Health Care Professionals Seeing More Children With Fatty Liver Disease; Condition Prevalent Among Hispanics
As many as 2% to 5% of children older than age five -- most of whom are obese -- are thought to have nonalcoholic fatty liver disease, and the condition seems to be most prevalent among Hispanic children, the AP/San Mateo Daily Journal reports. Nonalcoholic fatty liver disease is "relatively rare" among black children and more common in boys than girls, according to the AP/Daily Journal.
While some children who are not overweight have the disease, it is most common in overweight children with belly fat and other symptoms, such as diabetes and problems with cholesterol or heart disease. According to the AP/Daily Journal, genetics, diet and exercise play a role in whether children develop the condition.
The liver can become inflamed and scarred over time as fat builds up, which in turn can lead to cirrhosis, liver failure or liver cancer. Cirrhosis previously had been linked to hepatitis and drinking too much alcohol. Fatty liver disease can be reversed through weight loss if cirrhosis has not yet developed, the AP/Daily Journal reports.
From 1990 through 2002, there were three reported liver transplants among children with fatty liver disease and two such procedures were performed last year.
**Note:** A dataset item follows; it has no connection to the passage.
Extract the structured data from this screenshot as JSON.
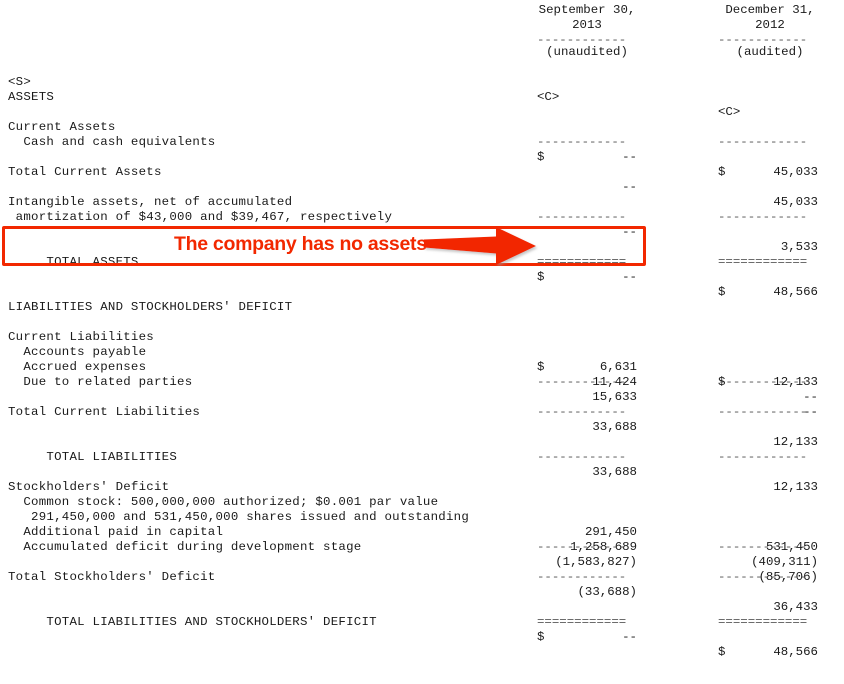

Jose Derdoy, head of liver transplants at Cardinal Glennon Children's Medical Center, said that some children with fatty liver disease will end up requiring a liver transplant in their 30s or early 40s. Some experts have said that by 2020 fatty liver disease will be the main reason for liver transplants.
The American Academy of Pediatrics this spring recommended that doctors perform a blood test of liver enzymes once every two years for obese children and overweight children with high blood pressure, cholesterol or a family history of heart disease (Johnson, AP/San Mateo Daily Journal, 9/3).